- DIRECTIONS: Return every line of the records that includes the string "JSON".

Extracted data entries

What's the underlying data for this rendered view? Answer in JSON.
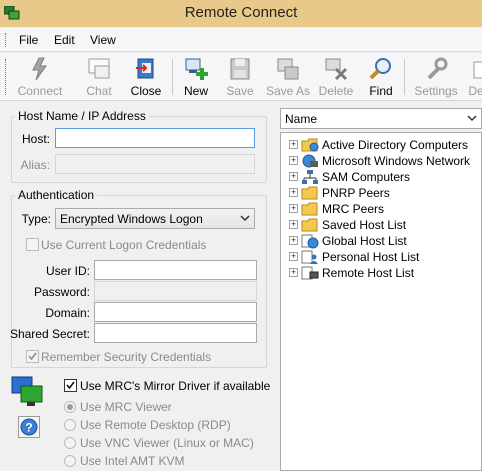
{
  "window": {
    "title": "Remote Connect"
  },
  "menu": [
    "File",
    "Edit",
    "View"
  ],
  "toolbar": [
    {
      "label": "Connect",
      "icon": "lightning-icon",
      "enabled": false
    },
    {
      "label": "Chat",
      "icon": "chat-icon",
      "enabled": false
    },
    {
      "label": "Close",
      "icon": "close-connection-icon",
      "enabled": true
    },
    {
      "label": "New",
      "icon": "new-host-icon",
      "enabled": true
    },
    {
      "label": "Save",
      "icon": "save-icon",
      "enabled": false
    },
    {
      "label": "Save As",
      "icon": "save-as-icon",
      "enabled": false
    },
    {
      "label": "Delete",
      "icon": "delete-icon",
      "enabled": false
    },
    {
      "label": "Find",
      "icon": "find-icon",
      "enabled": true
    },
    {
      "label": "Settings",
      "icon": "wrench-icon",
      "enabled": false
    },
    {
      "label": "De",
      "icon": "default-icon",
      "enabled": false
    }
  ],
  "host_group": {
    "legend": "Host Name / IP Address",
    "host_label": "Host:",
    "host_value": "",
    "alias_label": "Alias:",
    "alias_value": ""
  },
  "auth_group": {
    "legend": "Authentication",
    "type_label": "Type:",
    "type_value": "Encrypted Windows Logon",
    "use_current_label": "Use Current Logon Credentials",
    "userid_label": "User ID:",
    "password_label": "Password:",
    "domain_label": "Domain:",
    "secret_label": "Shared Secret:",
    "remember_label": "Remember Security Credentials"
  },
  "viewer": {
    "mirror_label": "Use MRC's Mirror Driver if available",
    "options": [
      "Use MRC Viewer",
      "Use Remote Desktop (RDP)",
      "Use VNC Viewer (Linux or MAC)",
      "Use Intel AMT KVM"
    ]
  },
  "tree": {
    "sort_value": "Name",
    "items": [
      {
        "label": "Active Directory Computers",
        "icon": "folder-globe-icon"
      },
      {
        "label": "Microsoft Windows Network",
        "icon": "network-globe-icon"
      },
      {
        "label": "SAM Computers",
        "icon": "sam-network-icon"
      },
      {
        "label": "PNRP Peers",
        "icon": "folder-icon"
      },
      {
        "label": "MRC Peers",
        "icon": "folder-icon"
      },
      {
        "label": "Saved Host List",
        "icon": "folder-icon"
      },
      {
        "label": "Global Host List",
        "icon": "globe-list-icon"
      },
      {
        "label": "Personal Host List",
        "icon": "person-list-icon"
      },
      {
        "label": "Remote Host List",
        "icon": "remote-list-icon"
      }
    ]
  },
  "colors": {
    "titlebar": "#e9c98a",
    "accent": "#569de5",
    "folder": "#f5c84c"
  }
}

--

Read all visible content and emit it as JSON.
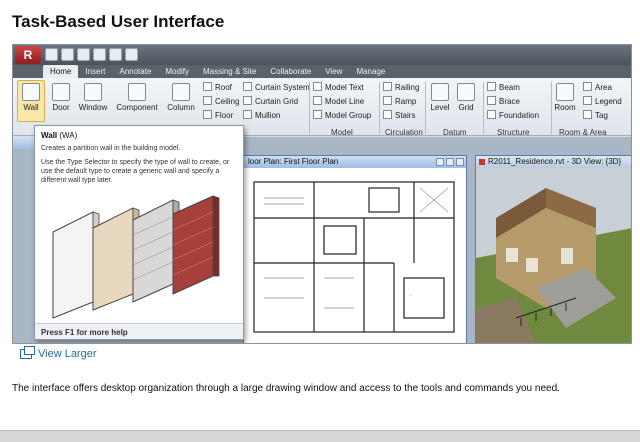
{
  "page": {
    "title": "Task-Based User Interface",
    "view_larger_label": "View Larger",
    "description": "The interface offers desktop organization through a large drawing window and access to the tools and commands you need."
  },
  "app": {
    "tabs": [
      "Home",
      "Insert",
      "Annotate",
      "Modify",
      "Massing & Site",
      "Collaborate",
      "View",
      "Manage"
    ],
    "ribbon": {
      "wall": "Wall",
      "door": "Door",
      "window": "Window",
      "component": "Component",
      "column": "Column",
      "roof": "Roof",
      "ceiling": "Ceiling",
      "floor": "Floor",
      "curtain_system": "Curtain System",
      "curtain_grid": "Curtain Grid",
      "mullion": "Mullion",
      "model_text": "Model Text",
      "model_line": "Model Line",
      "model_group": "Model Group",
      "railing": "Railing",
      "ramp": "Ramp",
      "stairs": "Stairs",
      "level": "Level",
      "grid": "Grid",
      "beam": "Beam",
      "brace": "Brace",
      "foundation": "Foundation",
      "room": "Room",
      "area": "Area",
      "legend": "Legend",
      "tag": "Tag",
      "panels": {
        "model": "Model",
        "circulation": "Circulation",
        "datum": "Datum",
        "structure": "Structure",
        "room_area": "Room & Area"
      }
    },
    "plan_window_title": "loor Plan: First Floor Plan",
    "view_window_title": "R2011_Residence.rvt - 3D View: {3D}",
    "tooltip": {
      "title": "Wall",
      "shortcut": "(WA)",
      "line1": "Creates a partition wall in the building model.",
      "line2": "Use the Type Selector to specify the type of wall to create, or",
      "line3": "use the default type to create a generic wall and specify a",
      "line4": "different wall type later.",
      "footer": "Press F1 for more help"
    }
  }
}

- WRITTEN RESPONSE:
What's the underlying data for this rendered view? Answer in JSON.
Read all visible content and emit it as JSON.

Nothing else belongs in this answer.